(5) Am I posting this to receive the praise of people? Or alternatively, am I not posting this because I’m afraid of persecution from people, denominations, future employers etc? In other words, is my intent in posting this governed by pride or cowardice?
(6) Is this post for the good of the Church, over and above my own interests, and does this post point to Jesus Christ, and to him Crucified and Resurrected?
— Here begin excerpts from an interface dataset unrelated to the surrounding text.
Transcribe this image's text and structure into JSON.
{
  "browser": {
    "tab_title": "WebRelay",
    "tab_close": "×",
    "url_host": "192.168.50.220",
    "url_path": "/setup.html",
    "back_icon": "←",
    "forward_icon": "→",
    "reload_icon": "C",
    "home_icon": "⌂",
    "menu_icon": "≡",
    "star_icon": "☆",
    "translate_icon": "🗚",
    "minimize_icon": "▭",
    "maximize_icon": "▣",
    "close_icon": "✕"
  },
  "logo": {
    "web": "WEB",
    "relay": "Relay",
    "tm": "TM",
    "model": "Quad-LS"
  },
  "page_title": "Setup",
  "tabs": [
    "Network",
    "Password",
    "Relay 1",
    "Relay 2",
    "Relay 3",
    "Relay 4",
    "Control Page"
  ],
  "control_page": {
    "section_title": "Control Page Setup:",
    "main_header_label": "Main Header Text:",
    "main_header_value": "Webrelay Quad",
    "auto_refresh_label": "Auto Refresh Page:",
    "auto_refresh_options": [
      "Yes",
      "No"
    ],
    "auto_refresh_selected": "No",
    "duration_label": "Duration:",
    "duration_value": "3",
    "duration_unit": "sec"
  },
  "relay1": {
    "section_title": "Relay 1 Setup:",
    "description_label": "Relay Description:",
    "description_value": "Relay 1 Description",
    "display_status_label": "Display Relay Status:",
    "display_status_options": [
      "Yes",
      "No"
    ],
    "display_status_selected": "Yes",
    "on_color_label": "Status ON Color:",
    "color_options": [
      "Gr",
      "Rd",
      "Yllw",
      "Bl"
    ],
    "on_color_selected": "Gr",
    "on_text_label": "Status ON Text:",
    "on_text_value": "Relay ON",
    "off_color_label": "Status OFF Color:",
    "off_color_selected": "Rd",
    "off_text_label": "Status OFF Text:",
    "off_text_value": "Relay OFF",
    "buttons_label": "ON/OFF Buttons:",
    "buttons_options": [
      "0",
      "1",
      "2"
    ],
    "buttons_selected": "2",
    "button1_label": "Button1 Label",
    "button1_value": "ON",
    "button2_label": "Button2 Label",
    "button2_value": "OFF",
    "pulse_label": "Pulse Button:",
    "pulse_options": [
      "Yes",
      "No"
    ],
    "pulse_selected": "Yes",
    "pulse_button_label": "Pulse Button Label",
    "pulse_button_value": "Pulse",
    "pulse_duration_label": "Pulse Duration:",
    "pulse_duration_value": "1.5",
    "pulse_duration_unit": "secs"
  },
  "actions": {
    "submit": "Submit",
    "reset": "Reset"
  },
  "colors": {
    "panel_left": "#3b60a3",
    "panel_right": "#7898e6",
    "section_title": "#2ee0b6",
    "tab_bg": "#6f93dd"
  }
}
I will most definitely fail in this task, but I think it is a discipline worth pursuing in all of life, as a sort of hermeneutic to our narrative worlds, and for me particularly, as an effort at intentional conformity in word and deed to the way of Christ and the cross-shaped, Cruciform life. I write this prolegomena to blogging both to free myself to be myself, and paradoxically to save me from myself, and the ultimate blogger sin, namely Pride. Short of having all of my blogs peer-reviewed, which would somewhat defeat the purpose of having a blog by negating the freedom and ease to develop ideas through blogging, the Principle of Compositional and Critical/Editorial Cruciformity shall serve as my dialectical editor and guide. Each post will go through this process of self-reflection and prayer. I will inevitably fail at some point. However, the hope is that in this failure, bearing in mind my intentions stated here, the reader will nevertheless, through encountering the error and failure of a person (me), be drawn to the narrative and power of the Victory over all error and all failure for all persons in the Cross and the Resurrection of Jesus. It is to the Cross I take my every failure in advance, assured that this symbol of death, failure, frailty, and defeat which is foolishness and weakness to the world, might in fact paradoxically become manifest as the way to abundant and eternal life, peace and lovingkindess, glory, and unquenchable and unceasing joy through the Victory of the King on our behalf, for our sake, on our account, and credited to our account as Righteousness through the Resurrected Glorious Victor over sin, death, and evil, the righteous one par excellence, Jesus Christ. To Him be the glory in the Church and in entire the world throughout all ages. Amen.
Phil. 2:1-1 (ESV)
1 So if there is any encouragement in Christ, any comfort from love, any participation in the Spirit, any affection and sympathy, 2 complete my joy by being of the same mind, having the same love, being in full accord and of one mind. 3 Do nothing from rivalry or conceit, but in humility count others more significant than yourselves. 4 Let each of you look not only to his own interests, but also to the interests of others. 5 Have this mind among yourselves, which is yours in Christ Jesus, 6 who, though he was in the form of God, did not count equality with God a thing to be grasped, 7 but made himself nothing, taking the form of a servant, being born in the likeness of men. 8 And being found in human form, he humbled himself by becoming obedient to the point of death, even death on a cross. 9 Therefore God has highly exalted him and bestowed on him the name that is above every name, 10 so that at the name of Jesus every knee should bow, in heaven and on earth and under the earth, 11 and every tongue confess that Jesus Christ is Lord, to the glory of God the Father.
Quotations from: Michael J. Gorman, “Paul and the Cruciform Way of God in Christ.” Journal of Moral Theology, Vol. 2, No. 1 (2013): 64-83.
Photo by Tara Frederick, edited to look weird by John.